- _Aim of the task_
Without including any pictures, write out all the entries exactly.

- _Provided records_
↓↓↓

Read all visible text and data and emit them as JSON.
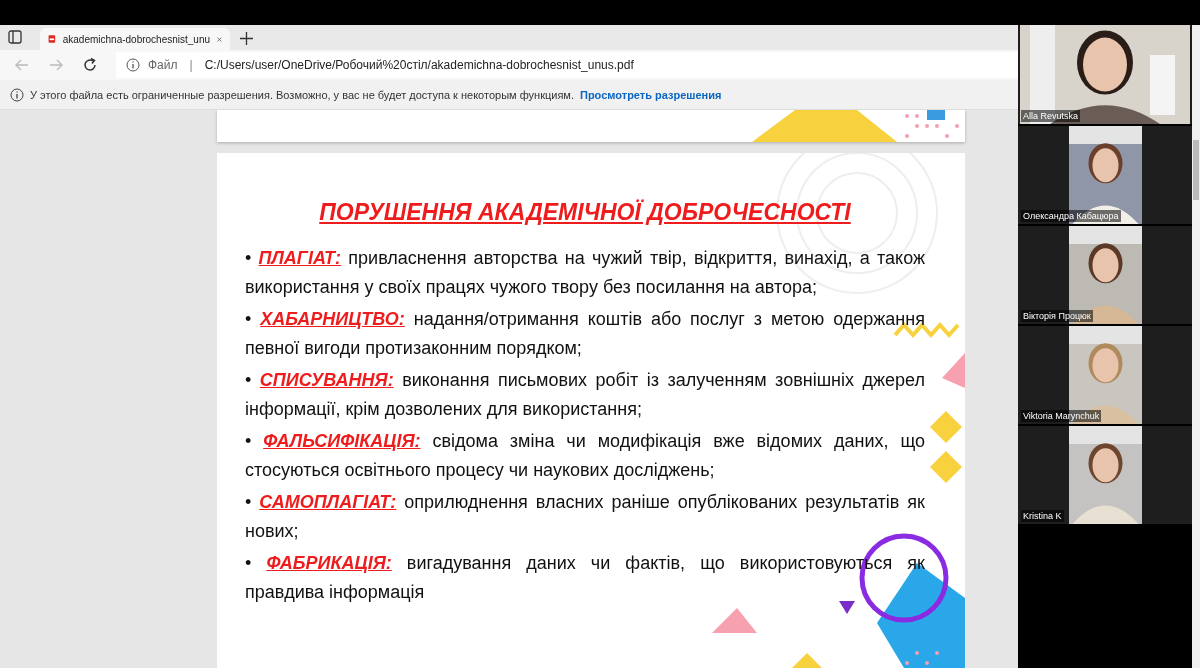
{
  "tab": {
    "title": "akademichna-dobrochesnist_unu",
    "selected": true
  },
  "address": {
    "scheme": "Файл",
    "separator": "|",
    "url": "C:/Users/user/OneDrive/Робочий%20стіл/akademichna-dobrochesnist_unus.pdf"
  },
  "info_bar": {
    "message": "У этого файла есть ограниченные разрешения. Возможно, у вас не будет доступа к некоторым функциям.",
    "link": "Просмотреть разрешения"
  },
  "slide": {
    "title": "ПОРУШЕННЯ АКАДЕМІЧНОЇ ДОБРОЧЕСНОСТІ",
    "items": [
      "• **ПЛАГІАТ:** привласнення авторства на чужий твір, відкриття, винахід, а також використання у своїх працях чужого твору без посилання на автора;",
      "• **ХАБАРНИЦТВО:** надання/отримання коштів або послуг з метою одержання певної вигоди протизаконним порядком;",
      "• **СПИСУВАННЯ:** виконання письмових робіт із залученням зовнішніх джерел інформації, крім дозволених для використання;",
      "• **ФАЛЬСИФІКАЦІЯ:** свідома зміна чи модифікація вже відомих даних, що стосуються освітнього процесу чи наукових досліджень;",
      "• **САМОПЛАГІАТ:** оприлюднення власних раніше опублікованих результатів як нових;",
      "• **ФАБРИКАЦІЯ:** вигадування даних чи фактів, що використовуються як правдива інформація"
    ]
  },
  "participants": [
    {
      "name": "Alla Revutska",
      "kind": "speaker"
    },
    {
      "name": "Олександра Кабацюра",
      "kind": "tile"
    },
    {
      "name": "Вікторія Процюк",
      "kind": "tile"
    },
    {
      "name": "Viktoria Marynchuk",
      "kind": "tile"
    },
    {
      "name": "Kristina K",
      "kind": "tile"
    }
  ]
}
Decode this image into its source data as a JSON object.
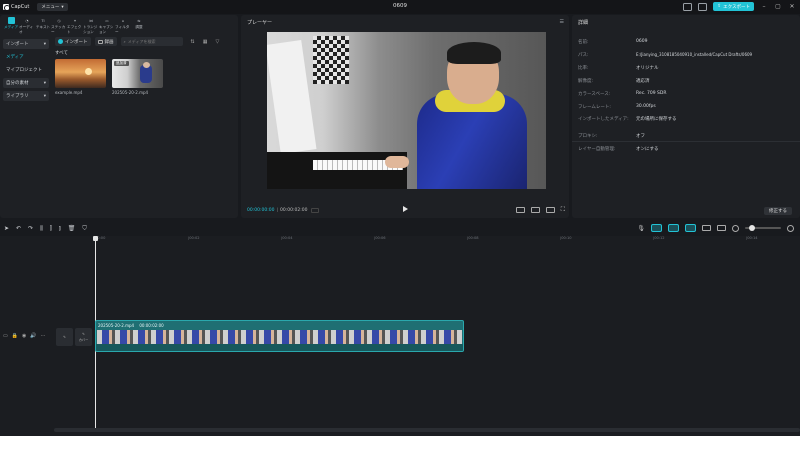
{
  "app": {
    "name": "CapCut",
    "project_title": "0609",
    "menu_label": "メニュー",
    "export_label": "エクスポート"
  },
  "tool_tabs": [
    {
      "label": "メディア",
      "icon": "media-icon"
    },
    {
      "label": "オーディオ",
      "icon": "audio-icon"
    },
    {
      "label": "テキスト",
      "icon": "text-icon"
    },
    {
      "label": "ステッカー",
      "icon": "sticker-icon"
    },
    {
      "label": "エフェクト",
      "icon": "effects-icon"
    },
    {
      "label": "トランジション",
      "icon": "transition-icon"
    },
    {
      "label": "キャプション",
      "icon": "captions-icon"
    },
    {
      "label": "フィルター",
      "icon": "filter-icon"
    },
    {
      "label": "調整",
      "icon": "adjust-icon"
    }
  ],
  "side_nav": {
    "import": "インポート",
    "media": "メディア",
    "your_projects": "マイプロジェクト",
    "my_assets": "自分の素材",
    "library": "ライブラリ"
  },
  "media": {
    "import_btn": "インポート",
    "record_btn": "録画",
    "search_placeholder": "メディアを検索",
    "all_label": "すべて",
    "items": [
      {
        "name": "example.mp4",
        "badge": ""
      },
      {
        "name": "202505-20-2.mp4",
        "badge": "追加済"
      }
    ]
  },
  "player": {
    "title": "プレーヤー",
    "current_time": "00:00:00:00",
    "duration": "00:00:02:00"
  },
  "details": {
    "title": "詳細",
    "rows": [
      {
        "key": "名前:",
        "value": "0609"
      },
      {
        "key": "パス:",
        "value": "E:/Jianying_3108185040910_installed/CapCut Drafts/0609"
      },
      {
        "key": "比率:",
        "value": "オリジナル"
      },
      {
        "key": "解像度:",
        "value": "適応済"
      },
      {
        "key": "カラースペース:",
        "value": "Rec. 709 SDR"
      },
      {
        "key": "フレームレート:",
        "value": "30.00fps"
      },
      {
        "key": "インポートしたメディア:",
        "value": "元の場所に保存する"
      }
    ],
    "settings": [
      {
        "key": "プロキシ:",
        "value": "オフ"
      },
      {
        "key": "レイヤー自動管理:",
        "value": "オンにする"
      }
    ],
    "change_btn": "修正する"
  },
  "timeline": {
    "ruler_labels": [
      "00:00",
      "|00:02",
      "|00:04",
      "|00:06",
      "|00:08",
      "|00:10",
      "|00:12",
      "|00:14",
      "|00:16",
      "|00:18",
      "|00:20",
      "|00:22"
    ],
    "cover_label": "カバー",
    "clip": {
      "name": "202505-20-2.mp4",
      "duration": "00:00:02:00"
    }
  },
  "colors": {
    "accent": "#22c3d6",
    "panel": "#1e2024",
    "background": "#181a1e",
    "clip": "#1f6f73"
  }
}
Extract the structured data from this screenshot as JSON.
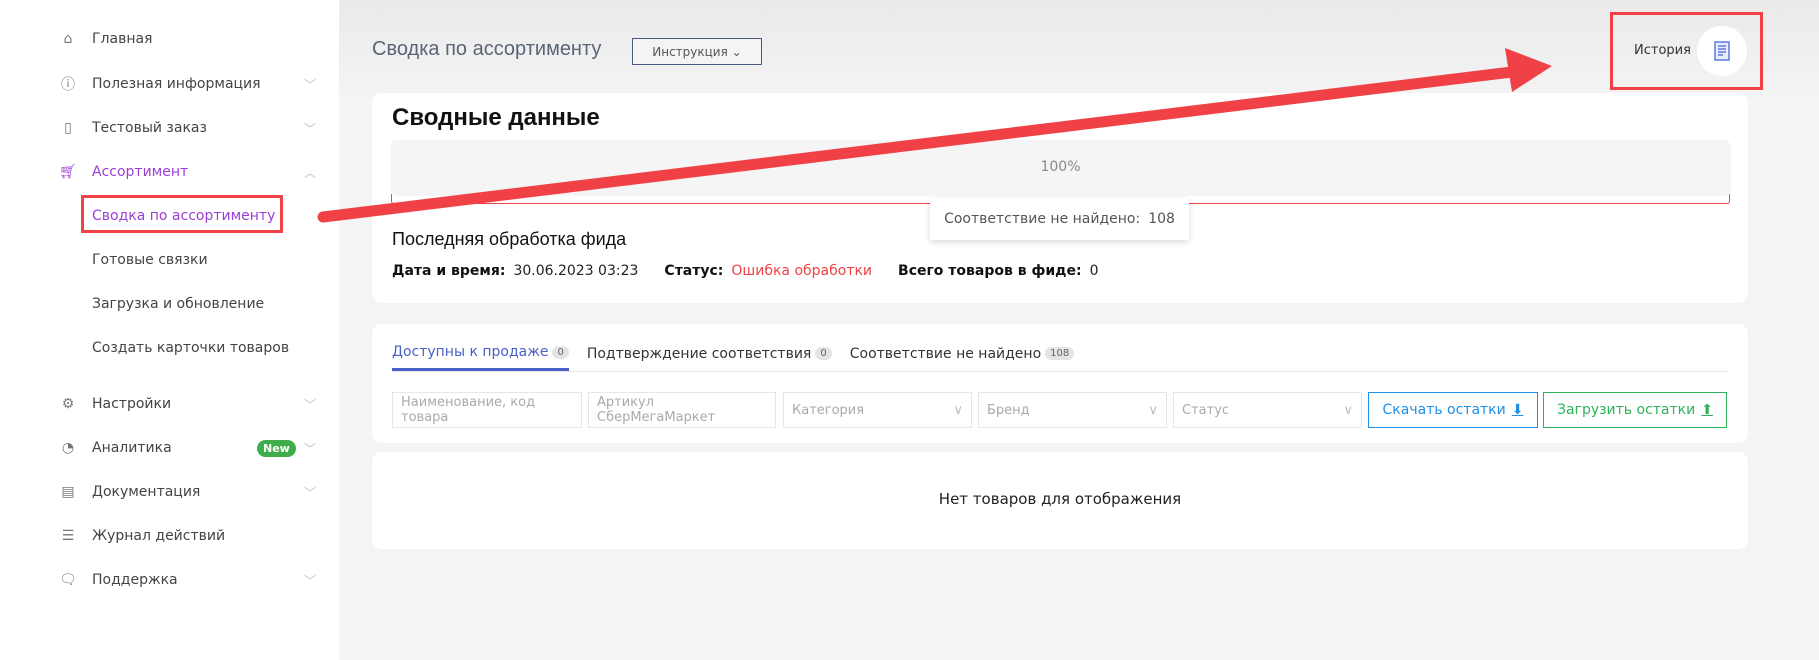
{
  "sidebar": {
    "items": [
      {
        "label": "Главная",
        "icon": "home-icon"
      },
      {
        "label": "Полезная информация",
        "icon": "info-icon"
      },
      {
        "label": "Тестовый заказ",
        "icon": "bag-icon"
      },
      {
        "label": "Ассортимент",
        "icon": "cart-icon"
      },
      {
        "label": "Сводка по ассортименту"
      },
      {
        "label": "Готовые связки"
      },
      {
        "label": "Загрузка и обновление"
      },
      {
        "label": "Создать карточки товаров"
      },
      {
        "label": "Настройки",
        "icon": "gear-icon"
      },
      {
        "label": "Аналитика",
        "icon": "pie-icon",
        "badge": "New"
      },
      {
        "label": "Документация",
        "icon": "document-icon"
      },
      {
        "label": "Журнал действий",
        "icon": "list-icon"
      },
      {
        "label": "Поддержка",
        "icon": "chat-icon"
      }
    ]
  },
  "header": {
    "title": "Сводка по ассортименту",
    "instruction": "Инструкция",
    "history": "История"
  },
  "summary": {
    "title": "Сводные данные",
    "progress_label": "100%",
    "progress": 100,
    "tooltip_label": "Соответствие не найдено:",
    "tooltip_value": "108",
    "last_title": "Последняя обработка фида",
    "date_label": "Дата и время:",
    "date_value": "30.06.2023 03:23",
    "status_label": "Статус:",
    "status_value": "Ошибка обработки",
    "total_label": "Всего товаров в фиде:",
    "total_value": "0"
  },
  "tabs": [
    {
      "label": "Доступны к продаже",
      "count": "0"
    },
    {
      "label": "Подтверждение соответствия",
      "count": "0"
    },
    {
      "label": "Соответствие не найдено",
      "count": "108"
    }
  ],
  "filters": {
    "name_placeholder": "Наименование, код товара",
    "article_placeholder": "Артикул СберМегаМаркет",
    "category": "Категория",
    "brand": "Бренд",
    "status": "Статус",
    "download": "Скачать остатки",
    "upload": "Загрузить остатки"
  },
  "empty": "Нет товаров для отображения",
  "colors": {
    "accent": "#9b3fd6",
    "tab": "#4a60c9",
    "error": "#f04246",
    "download": "#1e90e8",
    "upload": "#2eb35a"
  }
}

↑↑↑

- _Task result_
Read all visible text and data and emit them as JSON.
{
  "tab": {
    "title": "akademichna-dobrochesnist_unu",
    "selected": true
  },
  "address": {
    "scheme": "Файл",
    "separator": "|",
    "url": "C:/Users/user/OneDrive/Робочий%20стіл/akademichna-dobrochesnist_unus.pdf"
  },
  "info_bar": {
    "message": "У этого файла есть ограниченные разрешения. Возможно, у вас не будет доступа к некоторым функциям.",
    "link": "Просмотреть разрешения"
  },
  "slide": {
    "title": "ПОРУШЕННЯ АКАДЕМІЧНОЇ ДОБРОЧЕСНОСТІ",
    "items": [
      "• **ПЛАГІАТ:** привласнення авторства на чужий твір, відкриття, винахід, а також використання у своїх працях чужого твору без посилання на автора;",
      "• **ХАБАРНИЦТВО:** надання/отримання коштів або послуг з метою одержання певної вигоди протизаконним порядком;",
      "• **СПИСУВАННЯ:** виконання письмових робіт із залученням зовнішніх джерел інформації, крім дозволених для використання;",
      "• **ФАЛЬСИФІКАЦІЯ:** свідома зміна чи модифікація вже відомих даних, що стосуються освітнього процесу чи наукових досліджень;",
      "• **САМОПЛАГІАТ:** оприлюднення власних раніше опублікованих результатів як нових;",
      "• **ФАБРИКАЦІЯ:** вигадування даних чи фактів, що використовуються як правдива інформація"
    ]
  },
  "participants": [
    {
      "name": "Alla Revutska",
      "kind": "speaker"
    },
    {
      "name": "Олександра Кабацюра",
      "kind": "tile"
    },
    {
      "name": "Вікторія Процюк",
      "kind": "tile"
    },
    {
      "name": "Viktoria Marynchuk",
      "kind": "tile"
    },
    {
      "name": "Kristina K",
      "kind": "tile"
    }
  ]
}
Decode this image into its source data as a JSON object.
{
  "app": {
    "name": "CapCut",
    "project_title": "0609",
    "menu_label": "メニュー",
    "export_label": "エクスポート"
  },
  "tool_tabs": [
    {
      "label": "メディア",
      "icon": "media-icon"
    },
    {
      "label": "オーディオ",
      "icon": "audio-icon"
    },
    {
      "label": "テキスト",
      "icon": "text-icon"
    },
    {
      "label": "ステッカー",
      "icon": "sticker-icon"
    },
    {
      "label": "エフェクト",
      "icon": "effects-icon"
    },
    {
      "label": "トランジション",
      "icon": "transition-icon"
    },
    {
      "label": "キャプション",
      "icon": "captions-icon"
    },
    {
      "label": "フィルター",
      "icon": "filter-icon"
    },
    {
      "label": "調整",
      "icon": "adjust-icon"
    }
  ],
  "side_nav": {
    "import": "インポート",
    "media": "メディア",
    "your_projects": "マイプロジェクト",
    "my_assets": "自分の素材",
    "library": "ライブラリ"
  },
  "media": {
    "import_btn": "インポート",
    "record_btn": "録画",
    "search_placeholder": "メディアを検索",
    "all_label": "すべて",
    "items": [
      {
        "name": "example.mp4",
        "badge": ""
      },
      {
        "name": "202505-20-2.mp4",
        "badge": "追加済"
      }
    ]
  },
  "player": {
    "title": "プレーヤー",
    "current_time": "00:00:00:00",
    "duration": "00:00:02:00"
  },
  "details": {
    "title": "詳細",
    "rows": [
      {
        "key": "名前:",
        "value": "0609"
      },
      {
        "key": "パス:",
        "value": "E:/Jianying_3108185040910_installed/CapCut Drafts/0609"
      },
      {
        "key": "比率:",
        "value": "オリジナル"
      },
      {
        "key": "解像度:",
        "value": "適応済"
      },
      {
        "key": "カラースペース:",
        "value": "Rec. 709 SDR"
      },
      {
        "key": "フレームレート:",
        "value": "30.00fps"
      },
      {
        "key": "インポートしたメディア:",
        "value": "元の場所に保存する"
      }
    ],
    "settings": [
      {
        "key": "プロキシ:",
        "value": "オフ"
      },
      {
        "key": "レイヤー自動管理:",
        "value": "オンにする"
      }
    ],
    "change_btn": "修正する"
  },
  "timeline": {
    "ruler_labels": [
      "00:00",
      "|00:02",
      "|00:04",
      "|00:06",
      "|00:08",
      "|00:10",
      "|00:12",
      "|00:14",
      "|00:16",
      "|00:18",
      "|00:20",
      "|00:22"
    ],
    "cover_label": "カバー",
    "clip": {
      "name": "202505-20-2.mp4",
      "duration": "00:00:02:00"
    }
  },
  "colors": {
    "accent": "#22c3d6",
    "panel": "#1e2024",
    "background": "#181a1e",
    "clip": "#1f6f73"
  }
}
Extract the structured data from this screenshot as JSON.
{
  "sidebar": {
    "items": [
      {
        "label": "Главная",
        "icon": "home-icon"
      },
      {
        "label": "Полезная информация",
        "icon": "info-icon"
      },
      {
        "label": "Тестовый заказ",
        "icon": "bag-icon"
      },
      {
        "label": "Ассортимент",
        "icon": "cart-icon"
      },
      {
        "label": "Сводка по ассортименту"
      },
      {
        "label": "Готовые связки"
      },
      {
        "label": "Загрузка и обновление"
      },
      {
        "label": "Создать карточки товаров"
      },
      {
        "label": "Настройки",
        "icon": "gear-icon"
      },
      {
        "label": "Аналитика",
        "icon": "pie-icon",
        "badge": "New"
      },
      {
        "label": "Документация",
        "icon": "document-icon"
      },
      {
        "label": "Журнал действий",
        "icon": "list-icon"
      },
      {
        "label": "Поддержка",
        "icon": "chat-icon"
      }
    ]
  },
  "header": {
    "title": "Сводка по ассортименту",
    "instruction": "Инструкция",
    "history": "История"
  },
  "summary": {
    "title": "Сводные данные",
    "progress_label": "100%",
    "progress": 100,
    "tooltip_label": "Соответствие не найдено:",
    "tooltip_value": "108",
    "last_title": "Последняя обработка фида",
    "date_label": "Дата и время:",
    "date_value": "30.06.2023 03:23",
    "status_label": "Статус:",
    "status_value": "Ошибка обработки",
    "total_label": "Всего товаров в фиде:",
    "total_value": "0"
  },
  "tabs": [
    {
      "label": "Доступны к продаже",
      "count": "0"
    },
    {
      "label": "Подтверждение соответствия",
      "count": "0"
    },
    {
      "label": "Соответствие не найдено",
      "count": "108"
    }
  ],
  "filters": {
    "name_placeholder": "Наименование, код товара",
    "article_placeholder": "Артикул СберМегаМаркет",
    "category": "Категория",
    "brand": "Бренд",
    "status": "Статус",
    "download": "Скачать остатки",
    "upload": "Загрузить остатки"
  },
  "empty": "Нет товаров для отображения",
  "colors": {
    "accent": "#9b3fd6",
    "tab": "#4a60c9",
    "error": "#f04246",
    "download": "#1e90e8",
    "upload": "#2eb35a"
  }
}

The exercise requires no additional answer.